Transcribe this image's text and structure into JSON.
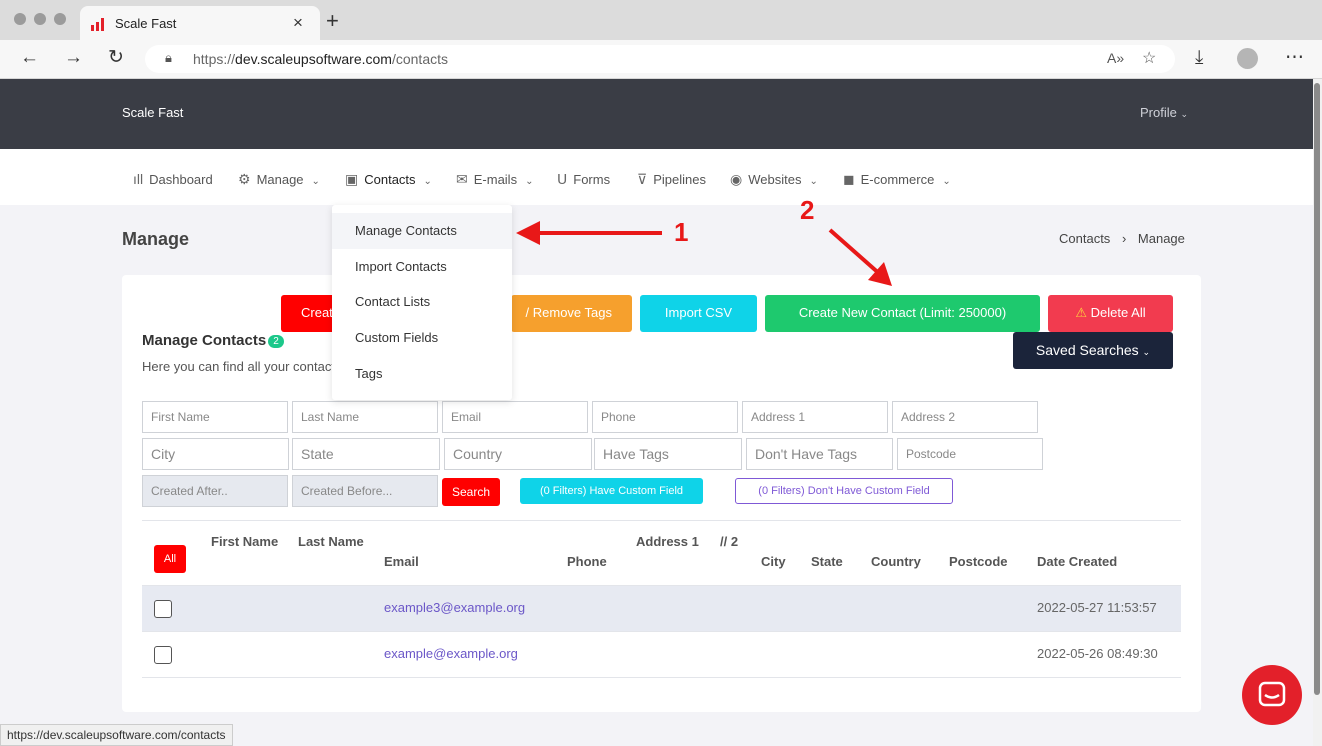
{
  "browser": {
    "tab_title": "Scale Fast",
    "tab_close": "×",
    "new_tab": "+",
    "url_prefix": "https://",
    "url_domain": "dev.scaleupsoftware.com",
    "url_path": "/contacts",
    "status_url": "https://dev.scaleupsoftware.com/contacts"
  },
  "header": {
    "brand": "Scale Fast",
    "profile": "Profile"
  },
  "nav": [
    {
      "label": "Dashboard",
      "icon": "bar-chart-icon",
      "glyph": "ıll",
      "chevron": false
    },
    {
      "label": "Manage",
      "icon": "gear-icon",
      "glyph": "⚙",
      "chevron": true
    },
    {
      "label": "Contacts",
      "icon": "contact-icon",
      "glyph": "▣",
      "chevron": true
    },
    {
      "label": "E-mails",
      "icon": "email-icon",
      "glyph": "✉",
      "chevron": true
    },
    {
      "label": "Forms",
      "icon": "magnet-icon",
      "glyph": "Ս",
      "chevron": false
    },
    {
      "label": "Pipelines",
      "icon": "filter-icon",
      "glyph": "⊽",
      "chevron": false
    },
    {
      "label": "Websites",
      "icon": "globe-icon",
      "glyph": "◉",
      "chevron": true
    },
    {
      "label": "E-commerce",
      "icon": "cart-icon",
      "glyph": "◼",
      "chevron": true
    }
  ],
  "page": {
    "title": "Manage",
    "breadcrumb": [
      "Contacts",
      "›",
      "Manage"
    ]
  },
  "actions": {
    "create": "Create",
    "tags": "/ Remove Tags",
    "import_csv": "Import CSV",
    "create_new": "Create New Contact (Limit: 250000)",
    "delete_all": "Delete All",
    "saved_searches": "Saved Searches"
  },
  "card": {
    "heading": "Manage Contacts",
    "count": "2",
    "subheading": "Here you can find all your contacts"
  },
  "filters": {
    "row1": [
      "First Name",
      "Last Name",
      "Email",
      "Phone",
      "Address 1",
      "Address 2"
    ],
    "row2": [
      "City",
      "State",
      "Country",
      "Have Tags",
      "Don't Have Tags",
      "Postcode"
    ],
    "created_after": "Created After..",
    "created_before": "Created Before...",
    "search": "Search",
    "have_custom": "(0 Filters) Have Custom Field",
    "dont_have_custom": "(0 Filters) Don't Have Custom Field"
  },
  "table": {
    "all_button": "All",
    "headers": [
      "First Name",
      "Last Name",
      "Email",
      "Phone",
      "Address 1",
      "// 2",
      "City",
      "State",
      "Country",
      "Postcode",
      "Date Created"
    ],
    "rows": [
      {
        "email": "example3@example.org",
        "date": "2022-05-27 11:53:57"
      },
      {
        "email": "example@example.org",
        "date": "2022-05-26 08:49:30"
      }
    ]
  },
  "dropdown": [
    "Manage Contacts",
    "Import Contacts",
    "Contact Lists",
    "Custom Fields",
    "Tags"
  ],
  "annotations": {
    "one": "1",
    "two": "2"
  },
  "colors": {
    "red": "#ff0000",
    "orange": "#f6a02d",
    "cyan": "#0fd3e8",
    "green": "#1ec96e",
    "danger": "#f23b4f",
    "navy": "#1b243a",
    "purple": "#7f59d6"
  }
}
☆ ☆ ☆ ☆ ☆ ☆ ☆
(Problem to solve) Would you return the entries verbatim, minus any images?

(Task solution)
Transcribe this image's text and structure into JSON.
{
  "browser": {
    "tab_title": "Scale Fast",
    "tab_close": "×",
    "new_tab": "+",
    "url_prefix": "https://",
    "url_domain": "dev.scaleupsoftware.com",
    "url_path": "/contacts",
    "status_url": "https://dev.scaleupsoftware.com/contacts"
  },
  "header": {
    "brand": "Scale Fast",
    "profile": "Profile"
  },
  "nav": [
    {
      "label": "Dashboard",
      "icon": "bar-chart-icon",
      "glyph": "ıll",
      "chevron": false
    },
    {
      "label": "Manage",
      "icon": "gear-icon",
      "glyph": "⚙",
      "chevron": true
    },
    {
      "label": "Contacts",
      "icon": "contact-icon",
      "glyph": "▣",
      "chevron": true
    },
    {
      "label": "E-mails",
      "icon": "email-icon",
      "glyph": "✉",
      "chevron": true
    },
    {
      "label": "Forms",
      "icon": "magnet-icon",
      "glyph": "Ս",
      "chevron": false
    },
    {
      "label": "Pipelines",
      "icon": "filter-icon",
      "glyph": "⊽",
      "chevron": false
    },
    {
      "label": "Websites",
      "icon": "globe-icon",
      "glyph": "◉",
      "chevron": true
    },
    {
      "label": "E-commerce",
      "icon": "cart-icon",
      "glyph": "◼",
      "chevron": true
    }
  ],
  "page": {
    "title": "Manage",
    "breadcrumb": [
      "Contacts",
      "›",
      "Manage"
    ]
  },
  "actions": {
    "create": "Create",
    "tags": "/ Remove Tags",
    "import_csv": "Import CSV",
    "create_new": "Create New Contact (Limit: 250000)",
    "delete_all": "Delete All",
    "saved_searches": "Saved Searches"
  },
  "card": {
    "heading": "Manage Contacts",
    "count": "2",
    "subheading": "Here you can find all your contacts"
  },
  "filters": {
    "row1": [
      "First Name",
      "Last Name",
      "Email",
      "Phone",
      "Address 1",
      "Address 2"
    ],
    "row2": [
      "City",
      "State",
      "Country",
      "Have Tags",
      "Don't Have Tags",
      "Postcode"
    ],
    "created_after": "Created After..",
    "created_before": "Created Before...",
    "search": "Search",
    "have_custom": "(0 Filters) Have Custom Field",
    "dont_have_custom": "(0 Filters) Don't Have Custom Field"
  },
  "table": {
    "all_button": "All",
    "headers": [
      "First Name",
      "Last Name",
      "Email",
      "Phone",
      "Address 1",
      "// 2",
      "City",
      "State",
      "Country",
      "Postcode",
      "Date Created"
    ],
    "rows": [
      {
        "email": "example3@example.org",
        "date": "2022-05-27 11:53:57"
      },
      {
        "email": "example@example.org",
        "date": "2022-05-26 08:49:30"
      }
    ]
  },
  "dropdown": [
    "Manage Contacts",
    "Import Contacts",
    "Contact Lists",
    "Custom Fields",
    "Tags"
  ],
  "annotations": {
    "one": "1",
    "two": "2"
  },
  "colors": {
    "red": "#ff0000",
    "orange": "#f6a02d",
    "cyan": "#0fd3e8",
    "green": "#1ec96e",
    "danger": "#f23b4f",
    "navy": "#1b243a",
    "purple": "#7f59d6"
  }
}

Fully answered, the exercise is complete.